EA Balance of Payments: the Current Account
I’ve been doing quite a bit of research on the balance of payments flows within the Euro Area (EA). Given the complexity of the balance of payments, there are too many angles to tackle in one post. Therefore, spanning the next week I will dedicate my commentary to the EA balance of payments. In this post, we start with square one: the current account.
The Euro area (EA) current account
Often times I hear comparison of the EA sovereign debt crisis to past emerging market balance of payments crises. This is not correct, since the EA runs only mild current account deficits, -0.9% of total EA GDP as of Q2 2011 (Q3 data reported in December). There’s no need for a sharp revaluation of the euro to drive the balance of payments to its identity – remember, the current account (CA) + capital account (KA) + official reserves + errors/ommissions = 0.
The standard emerging market-style balance of payments crisis goes something like this: large current account deficits must be financed by foreign inflows of capital (financial account surpluses), so that the currency comes under pressure when foreigners lose confidence in said emerging market economy. As foreign capital flows start to reverse, the currency comes under pressure to balance the financial and current accounts. Under currency depreciation, relative costs rise (via imported goods), so the central bank ‘defends’ the level of the currency through FX intervention (they sell down FX reserves and buy the domestic currency). With the central bank’s stock of FX reserves depleting quickly, speculators can sell the domestic currency for much longer than the national central bank can buy up those assets. Eventually, the whole thing comes crashing down. The currency depreciates (quite materially in some cases) and brings the current account into balance.
The EA initial condition for a balance of payments crisis is just not there: the current account is, well, rather ‘balanced’. Within the EA, country-level current accounts are well out of balance. This is the central theme associated with the EA sovereign debt crisis: debtor countries are reliant on foreign inflows of capital from the credit countries to support current spending.

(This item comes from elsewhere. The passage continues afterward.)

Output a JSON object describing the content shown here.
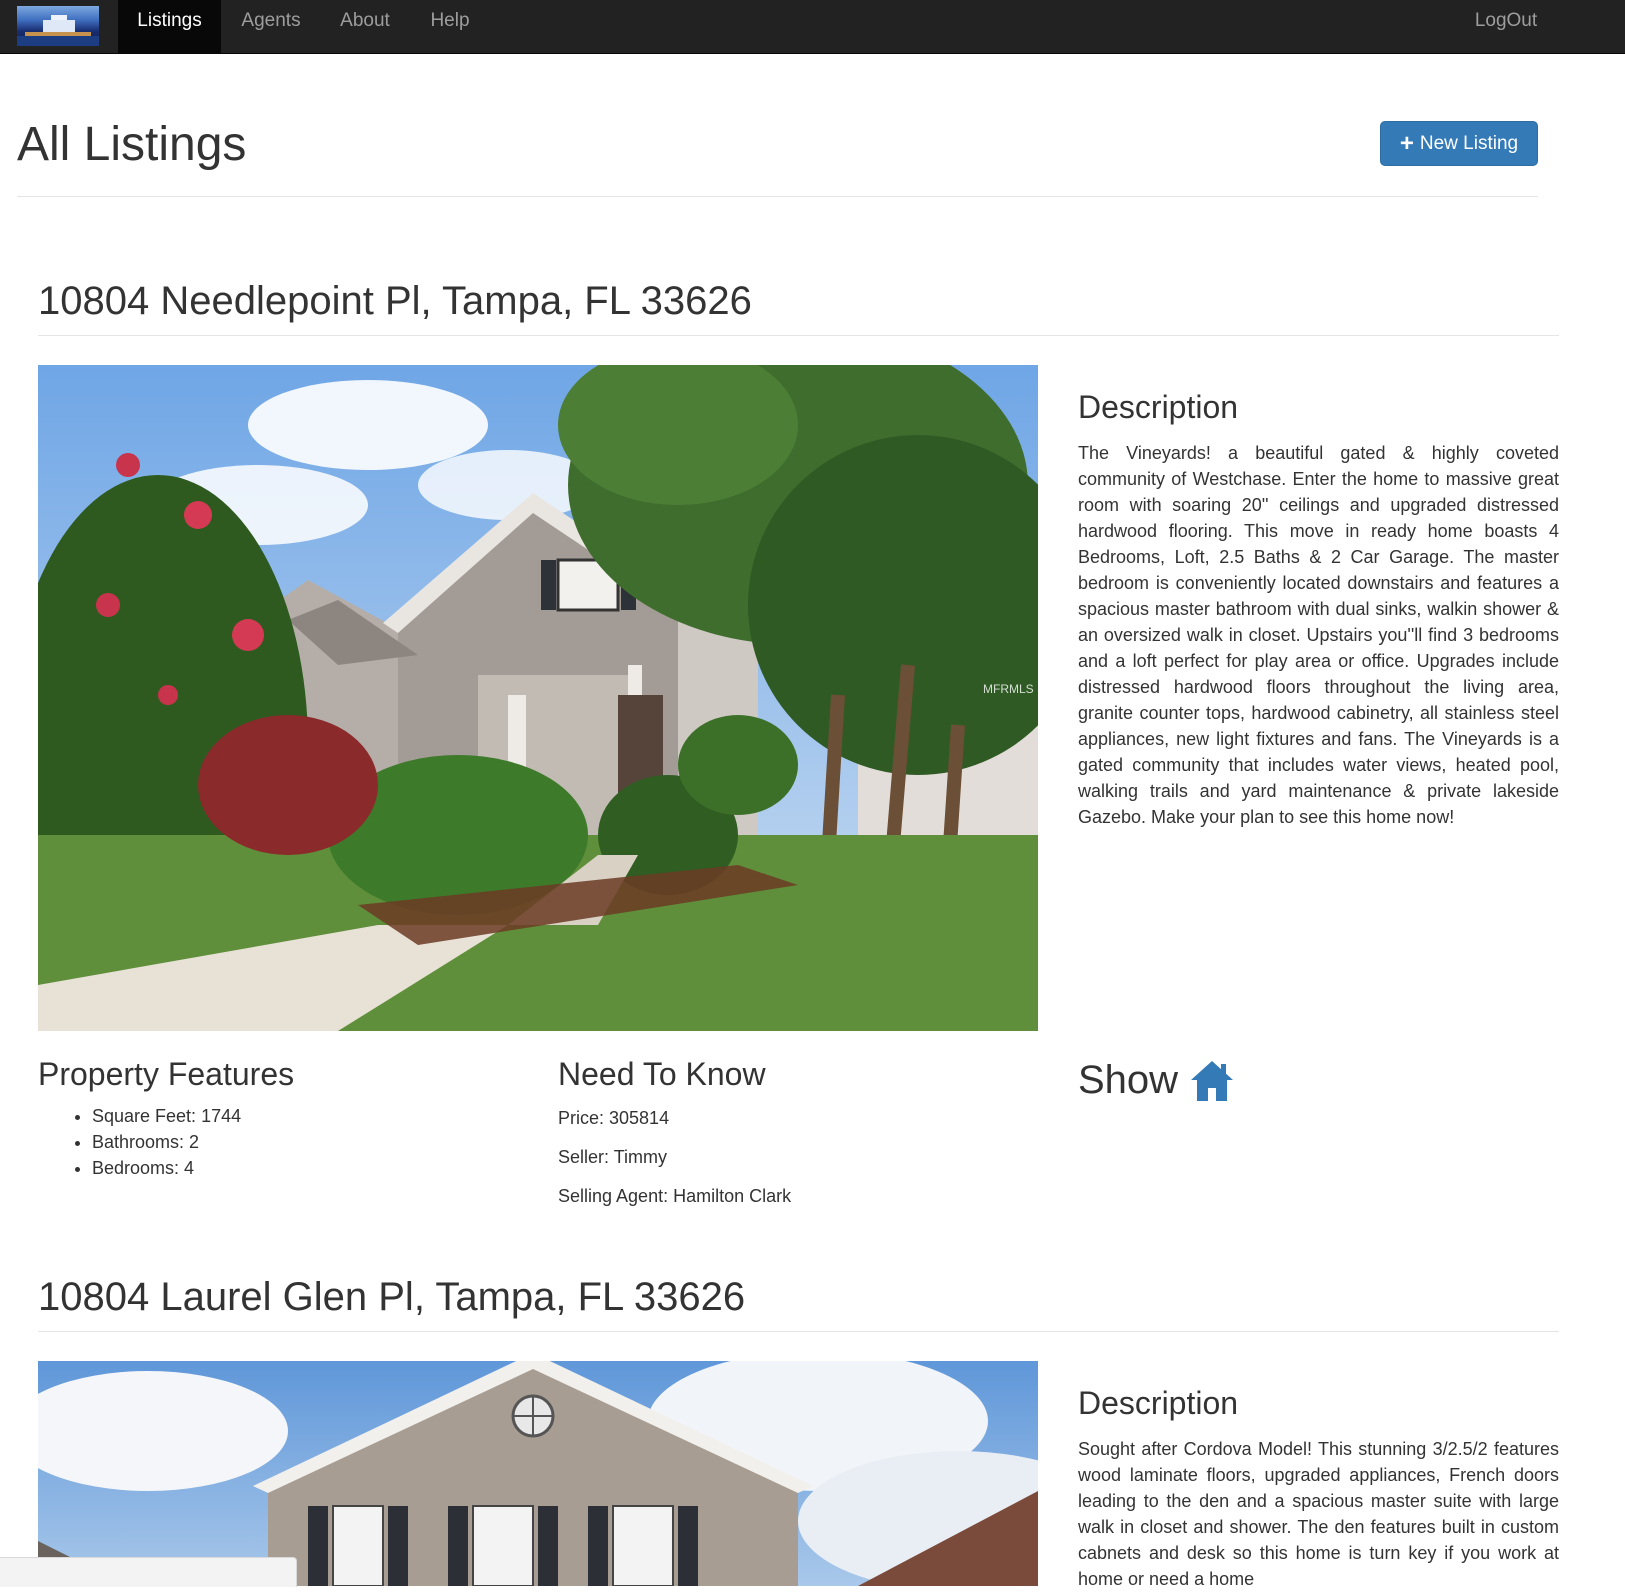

The chart above illustrates the 4-quarter moving average current account deficit (red)/surplus (green) as a % of national GDP ending in Q2 2011.
In the context of the standard balance of payments crisis, Greece and Portugal would/should have seen precipitous nominal FX depreciation by now. In contrast, the Netherlands or Germany would have seen significant appreciation. However, the single currency union prevents nominal depreciation, so the focus has been on real depreciation. The debtor countries are forced into a policy of internal devaluation (fiscal austerity, they call it) to shift relative prices and real exchange rates. This could work if global growth was going gangbusters, but it’s not.
These imbalances are no longer sustainable.
I’ll leave you with a link as to the direction we’ll be headed here on The Wilder View. Last month Thomas Mayer released a report titled Euroland’s hidden balance-of-payments crisis, which describes imbalances building in the EA financial flows. Next post we’ll look into the balance of payments flows within the EA.
originally published at The Wilder View…Economonitors